◆ **Exercise directions**: Each record below is to be copied word for word, with pictures removed.

== Segment start ==

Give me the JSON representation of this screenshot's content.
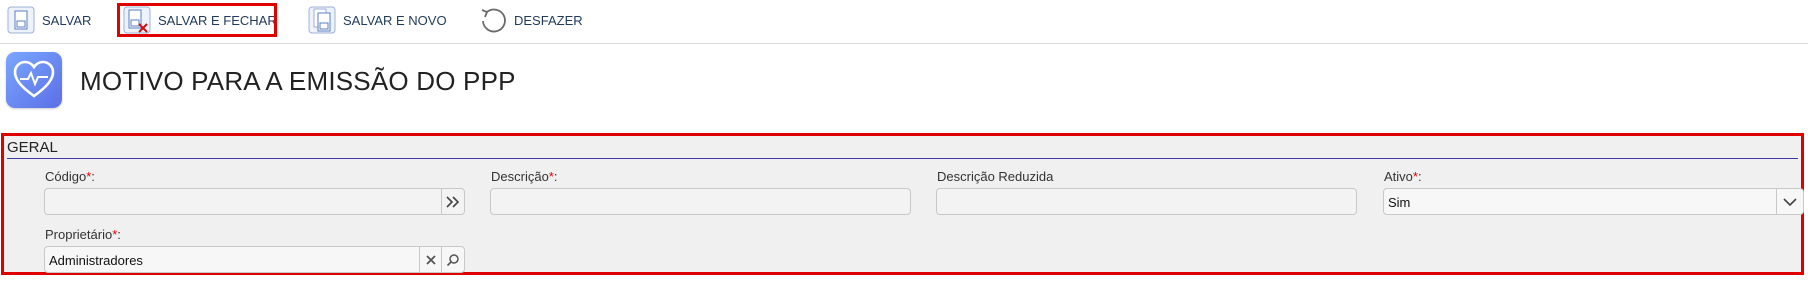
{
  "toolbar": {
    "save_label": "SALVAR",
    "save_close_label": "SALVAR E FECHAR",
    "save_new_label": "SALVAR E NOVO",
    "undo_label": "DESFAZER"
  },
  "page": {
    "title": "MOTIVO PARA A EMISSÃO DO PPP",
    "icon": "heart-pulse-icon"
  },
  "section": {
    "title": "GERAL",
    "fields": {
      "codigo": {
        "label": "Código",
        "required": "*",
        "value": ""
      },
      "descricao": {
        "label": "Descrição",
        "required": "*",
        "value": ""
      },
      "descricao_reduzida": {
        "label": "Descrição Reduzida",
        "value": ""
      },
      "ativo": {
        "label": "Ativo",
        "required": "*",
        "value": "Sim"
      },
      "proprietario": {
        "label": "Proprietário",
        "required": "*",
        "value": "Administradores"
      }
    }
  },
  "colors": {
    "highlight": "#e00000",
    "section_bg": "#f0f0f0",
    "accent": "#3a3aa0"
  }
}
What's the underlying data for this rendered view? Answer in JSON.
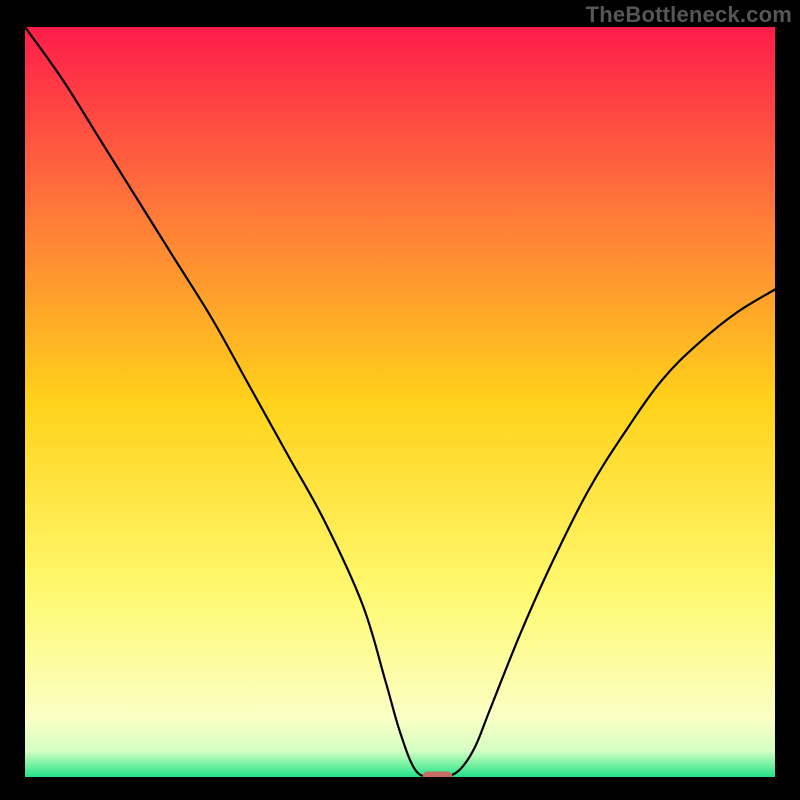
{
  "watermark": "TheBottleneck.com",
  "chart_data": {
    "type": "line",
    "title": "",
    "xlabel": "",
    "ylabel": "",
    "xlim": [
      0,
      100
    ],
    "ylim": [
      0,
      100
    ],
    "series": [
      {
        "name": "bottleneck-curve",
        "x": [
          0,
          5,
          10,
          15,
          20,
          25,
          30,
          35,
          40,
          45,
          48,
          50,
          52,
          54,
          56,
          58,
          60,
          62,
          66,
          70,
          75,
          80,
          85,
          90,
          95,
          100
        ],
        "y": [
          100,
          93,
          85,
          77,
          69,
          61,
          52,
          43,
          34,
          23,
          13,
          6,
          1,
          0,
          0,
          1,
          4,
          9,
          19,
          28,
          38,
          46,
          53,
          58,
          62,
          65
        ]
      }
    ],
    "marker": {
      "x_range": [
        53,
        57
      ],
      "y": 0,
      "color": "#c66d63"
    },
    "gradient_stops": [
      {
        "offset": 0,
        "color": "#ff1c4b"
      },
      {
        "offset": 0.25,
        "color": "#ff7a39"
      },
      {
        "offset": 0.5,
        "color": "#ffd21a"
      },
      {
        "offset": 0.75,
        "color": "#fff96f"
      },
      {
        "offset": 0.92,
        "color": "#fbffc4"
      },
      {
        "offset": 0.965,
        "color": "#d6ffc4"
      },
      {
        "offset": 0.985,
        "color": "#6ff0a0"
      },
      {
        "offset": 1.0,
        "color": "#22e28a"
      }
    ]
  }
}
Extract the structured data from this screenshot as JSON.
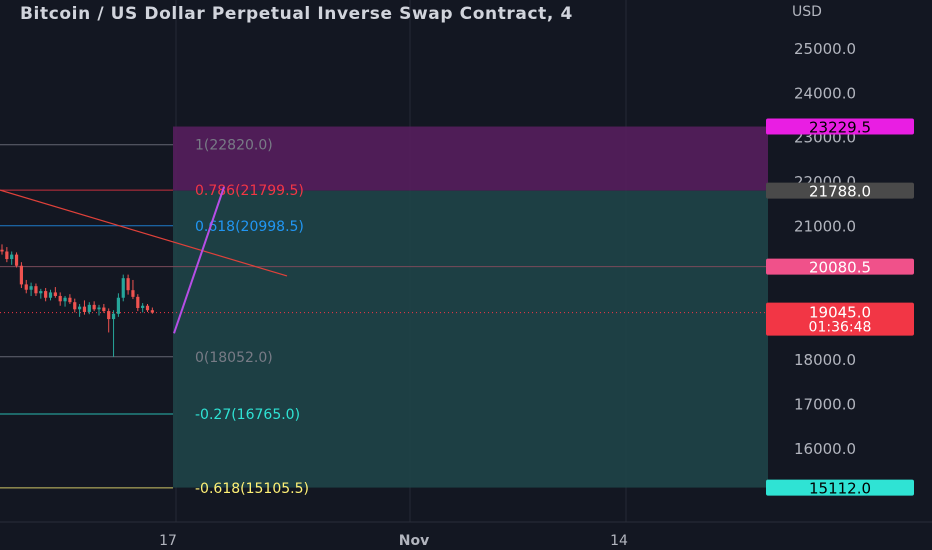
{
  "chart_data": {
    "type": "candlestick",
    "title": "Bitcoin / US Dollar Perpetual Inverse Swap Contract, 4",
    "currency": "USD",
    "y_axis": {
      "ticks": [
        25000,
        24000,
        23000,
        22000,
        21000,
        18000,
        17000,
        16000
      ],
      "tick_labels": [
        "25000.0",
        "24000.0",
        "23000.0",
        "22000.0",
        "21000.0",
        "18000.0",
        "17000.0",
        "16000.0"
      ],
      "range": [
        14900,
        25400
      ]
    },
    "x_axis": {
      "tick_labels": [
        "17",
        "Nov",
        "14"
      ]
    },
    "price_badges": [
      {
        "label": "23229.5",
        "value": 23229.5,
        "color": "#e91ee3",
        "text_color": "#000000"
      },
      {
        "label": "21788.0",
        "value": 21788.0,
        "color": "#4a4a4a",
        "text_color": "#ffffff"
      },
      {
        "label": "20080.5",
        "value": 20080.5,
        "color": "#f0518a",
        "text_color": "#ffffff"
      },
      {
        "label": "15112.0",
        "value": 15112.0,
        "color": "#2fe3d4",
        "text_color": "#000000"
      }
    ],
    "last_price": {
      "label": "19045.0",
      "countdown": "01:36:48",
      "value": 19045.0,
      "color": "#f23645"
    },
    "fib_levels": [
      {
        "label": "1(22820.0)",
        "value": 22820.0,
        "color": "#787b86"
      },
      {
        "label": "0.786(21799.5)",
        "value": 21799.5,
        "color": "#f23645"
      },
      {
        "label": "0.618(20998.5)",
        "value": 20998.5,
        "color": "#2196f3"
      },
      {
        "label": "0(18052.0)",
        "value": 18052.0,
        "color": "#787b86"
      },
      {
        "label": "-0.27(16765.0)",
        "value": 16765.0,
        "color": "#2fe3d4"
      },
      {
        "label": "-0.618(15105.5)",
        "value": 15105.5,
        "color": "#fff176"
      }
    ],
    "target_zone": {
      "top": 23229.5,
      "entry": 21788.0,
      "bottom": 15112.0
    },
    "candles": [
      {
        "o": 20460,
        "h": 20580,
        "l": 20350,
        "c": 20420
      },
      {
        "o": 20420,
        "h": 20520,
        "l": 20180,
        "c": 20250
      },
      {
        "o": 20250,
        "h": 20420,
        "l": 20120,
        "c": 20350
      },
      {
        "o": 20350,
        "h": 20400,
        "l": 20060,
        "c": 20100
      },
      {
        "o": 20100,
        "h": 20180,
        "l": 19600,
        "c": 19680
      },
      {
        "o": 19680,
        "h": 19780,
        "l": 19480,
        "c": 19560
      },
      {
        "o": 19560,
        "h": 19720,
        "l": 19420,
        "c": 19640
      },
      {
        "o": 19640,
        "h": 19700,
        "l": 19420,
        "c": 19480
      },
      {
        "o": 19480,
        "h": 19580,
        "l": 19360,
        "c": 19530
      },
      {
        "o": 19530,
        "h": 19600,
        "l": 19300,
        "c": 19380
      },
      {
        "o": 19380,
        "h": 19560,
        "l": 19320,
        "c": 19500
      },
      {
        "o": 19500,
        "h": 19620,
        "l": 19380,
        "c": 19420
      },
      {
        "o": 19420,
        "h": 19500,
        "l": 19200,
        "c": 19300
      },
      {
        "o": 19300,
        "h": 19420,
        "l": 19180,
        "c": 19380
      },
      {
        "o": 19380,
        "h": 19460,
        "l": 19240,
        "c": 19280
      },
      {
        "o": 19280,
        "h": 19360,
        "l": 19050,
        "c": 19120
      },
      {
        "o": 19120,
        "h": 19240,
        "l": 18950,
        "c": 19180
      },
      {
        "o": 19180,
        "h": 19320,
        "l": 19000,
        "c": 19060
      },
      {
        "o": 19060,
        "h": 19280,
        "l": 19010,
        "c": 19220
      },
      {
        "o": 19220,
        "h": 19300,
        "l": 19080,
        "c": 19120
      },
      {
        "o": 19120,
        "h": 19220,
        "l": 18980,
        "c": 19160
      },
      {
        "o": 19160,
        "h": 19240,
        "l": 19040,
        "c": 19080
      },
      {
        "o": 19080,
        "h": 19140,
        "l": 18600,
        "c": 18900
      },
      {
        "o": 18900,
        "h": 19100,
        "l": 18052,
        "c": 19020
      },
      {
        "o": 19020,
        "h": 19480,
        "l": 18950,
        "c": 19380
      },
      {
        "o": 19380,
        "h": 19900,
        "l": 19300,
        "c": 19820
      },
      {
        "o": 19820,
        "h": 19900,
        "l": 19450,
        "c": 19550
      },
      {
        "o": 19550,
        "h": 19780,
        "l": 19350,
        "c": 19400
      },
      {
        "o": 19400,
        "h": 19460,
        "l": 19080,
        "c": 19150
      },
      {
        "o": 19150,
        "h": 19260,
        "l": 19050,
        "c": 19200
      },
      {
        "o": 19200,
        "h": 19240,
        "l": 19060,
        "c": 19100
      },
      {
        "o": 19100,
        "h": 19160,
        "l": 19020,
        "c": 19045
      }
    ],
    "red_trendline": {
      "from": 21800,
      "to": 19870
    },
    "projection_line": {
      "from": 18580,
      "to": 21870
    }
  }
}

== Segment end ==

◆ **Your response**:
Give me the JSON representation of this screenshot's content.
{
  "toolbar": {
    "save_label": "SALVAR",
    "save_close_label": "SALVAR E FECHAR",
    "save_new_label": "SALVAR E NOVO",
    "undo_label": "DESFAZER"
  },
  "page": {
    "title": "MOTIVO PARA A EMISSÃO DO PPP",
    "icon": "heart-pulse-icon"
  },
  "section": {
    "title": "GERAL",
    "fields": {
      "codigo": {
        "label": "Código",
        "required": "*",
        "value": ""
      },
      "descricao": {
        "label": "Descrição",
        "required": "*",
        "value": ""
      },
      "descricao_reduzida": {
        "label": "Descrição Reduzida",
        "value": ""
      },
      "ativo": {
        "label": "Ativo",
        "required": "*",
        "value": "Sim"
      },
      "proprietario": {
        "label": "Proprietário",
        "required": "*",
        "value": "Administradores"
      }
    }
  },
  "colors": {
    "highlight": "#e00000",
    "section_bg": "#f0f0f0",
    "accent": "#3a3aa0"
  }
}
What's the underlying data for this rendered view? Answer in JSON.
{
  "watermark": "TheBottleneck.com",
  "chart_data": {
    "type": "line",
    "title": "",
    "xlabel": "",
    "ylabel": "",
    "xlim": [
      0,
      100
    ],
    "ylim": [
      0,
      100
    ],
    "series": [
      {
        "name": "bottleneck-curve",
        "x": [
          0,
          5,
          10,
          15,
          20,
          25,
          30,
          35,
          40,
          45,
          48,
          50,
          52,
          54,
          56,
          58,
          60,
          62,
          66,
          70,
          75,
          80,
          85,
          90,
          95,
          100
        ],
        "y": [
          100,
          93,
          85,
          77,
          69,
          61,
          52,
          43,
          34,
          23,
          13,
          6,
          1,
          0,
          0,
          1,
          4,
          9,
          19,
          28,
          38,
          46,
          53,
          58,
          62,
          65
        ]
      }
    ],
    "marker": {
      "x_range": [
        53,
        57
      ],
      "y": 0,
      "color": "#c66d63"
    },
    "gradient_stops": [
      {
        "offset": 0,
        "color": "#ff1c4b"
      },
      {
        "offset": 0.25,
        "color": "#ff7a39"
      },
      {
        "offset": 0.5,
        "color": "#ffd21a"
      },
      {
        "offset": 0.75,
        "color": "#fff96f"
      },
      {
        "offset": 0.92,
        "color": "#fbffc4"
      },
      {
        "offset": 0.965,
        "color": "#d6ffc4"
      },
      {
        "offset": 0.985,
        "color": "#6ff0a0"
      },
      {
        "offset": 1.0,
        "color": "#22e28a"
      }
    ]
  }
}
Extract the structured data from this screenshot as JSON.
{
  "chart_data": {
    "type": "candlestick",
    "title": "Bitcoin / US Dollar Perpetual Inverse Swap Contract, 4",
    "currency": "USD",
    "y_axis": {
      "ticks": [
        25000,
        24000,
        23000,
        22000,
        21000,
        18000,
        17000,
        16000
      ],
      "tick_labels": [
        "25000.0",
        "24000.0",
        "23000.0",
        "22000.0",
        "21000.0",
        "18000.0",
        "17000.0",
        "16000.0"
      ],
      "range": [
        14900,
        25400
      ]
    },
    "x_axis": {
      "tick_labels": [
        "17",
        "Nov",
        "14"
      ]
    },
    "price_badges": [
      {
        "label": "23229.5",
        "value": 23229.5,
        "color": "#e91ee3",
        "text_color": "#000000"
      },
      {
        "label": "21788.0",
        "value": 21788.0,
        "color": "#4a4a4a",
        "text_color": "#ffffff"
      },
      {
        "label": "20080.5",
        "value": 20080.5,
        "color": "#f0518a",
        "text_color": "#ffffff"
      },
      {
        "label": "15112.0",
        "value": 15112.0,
        "color": "#2fe3d4",
        "text_color": "#000000"
      }
    ],
    "last_price": {
      "label": "19045.0",
      "countdown": "01:36:48",
      "value": 19045.0,
      "color": "#f23645"
    },
    "fib_levels": [
      {
        "label": "1(22820.0)",
        "value": 22820.0,
        "color": "#787b86"
      },
      {
        "label": "0.786(21799.5)",
        "value": 21799.5,
        "color": "#f23645"
      },
      {
        "label": "0.618(20998.5)",
        "value": 20998.5,
        "color": "#2196f3"
      },
      {
        "label": "0(18052.0)",
        "value": 18052.0,
        "color": "#787b86"
      },
      {
        "label": "-0.27(16765.0)",
        "value": 16765.0,
        "color": "#2fe3d4"
      },
      {
        "label": "-0.618(15105.5)",
        "value": 15105.5,
        "color": "#fff176"
      }
    ],
    "target_zone": {
      "top": 23229.5,
      "entry": 21788.0,
      "bottom": 15112.0
    },
    "candles": [
      {
        "o": 20460,
        "h": 20580,
        "l": 20350,
        "c": 20420
      },
      {
        "o": 20420,
        "h": 20520,
        "l": 20180,
        "c": 20250
      },
      {
        "o": 20250,
        "h": 20420,
        "l": 20120,
        "c": 20350
      },
      {
        "o": 20350,
        "h": 20400,
        "l": 20060,
        "c": 20100
      },
      {
        "o": 20100,
        "h": 20180,
        "l": 19600,
        "c": 19680
      },
      {
        "o": 19680,
        "h": 19780,
        "l": 19480,
        "c": 19560
      },
      {
        "o": 19560,
        "h": 19720,
        "l": 19420,
        "c": 19640
      },
      {
        "o": 19640,
        "h": 19700,
        "l": 19420,
        "c": 19480
      },
      {
        "o": 19480,
        "h": 19580,
        "l": 19360,
        "c": 19530
      },
      {
        "o": 19530,
        "h": 19600,
        "l": 19300,
        "c": 19380
      },
      {
        "o": 19380,
        "h": 19560,
        "l": 19320,
        "c": 19500
      },
      {
        "o": 19500,
        "h": 19620,
        "l": 19380,
        "c": 19420
      },
      {
        "o": 19420,
        "h": 19500,
        "l": 19200,
        "c": 19300
      },
      {
        "o": 19300,
        "h": 19420,
        "l": 19180,
        "c": 19380
      },
      {
        "o": 19380,
        "h": 19460,
        "l": 19240,
        "c": 19280
      },
      {
        "o": 19280,
        "h": 19360,
        "l": 19050,
        "c": 19120
      },
      {
        "o": 19120,
        "h": 19240,
        "l": 18950,
        "c": 19180
      },
      {
        "o": 19180,
        "h": 19320,
        "l": 19000,
        "c": 19060
      },
      {
        "o": 19060,
        "h": 19280,
        "l": 19010,
        "c": 19220
      },
      {
        "o": 19220,
        "h": 19300,
        "l": 19080,
        "c": 19120
      },
      {
        "o": 19120,
        "h": 19220,
        "l": 18980,
        "c": 19160
      },
      {
        "o": 19160,
        "h": 19240,
        "l": 19040,
        "c": 19080
      },
      {
        "o": 19080,
        "h": 19140,
        "l": 18600,
        "c": 18900
      },
      {
        "o": 18900,
        "h": 19100,
        "l": 18052,
        "c": 19020
      },
      {
        "o": 19020,
        "h": 19480,
        "l": 18950,
        "c": 19380
      },
      {
        "o": 19380,
        "h": 19900,
        "l": 19300,
        "c": 19820
      },
      {
        "o": 19820,
        "h": 19900,
        "l": 19450,
        "c": 19550
      },
      {
        "o": 19550,
        "h": 19780,
        "l": 19350,
        "c": 19400
      },
      {
        "o": 19400,
        "h": 19460,
        "l": 19080,
        "c": 19150
      },
      {
        "o": 19150,
        "h": 19260,
        "l": 19050,
        "c": 19200
      },
      {
        "o": 19200,
        "h": 19240,
        "l": 19060,
        "c": 19100
      },
      {
        "o": 19100,
        "h": 19160,
        "l": 19020,
        "c": 19045
      }
    ],
    "red_trendline": {
      "from": 21800,
      "to": 19870
    },
    "projection_line": {
      "from": 18580,
      "to": 21870
    }
  }
}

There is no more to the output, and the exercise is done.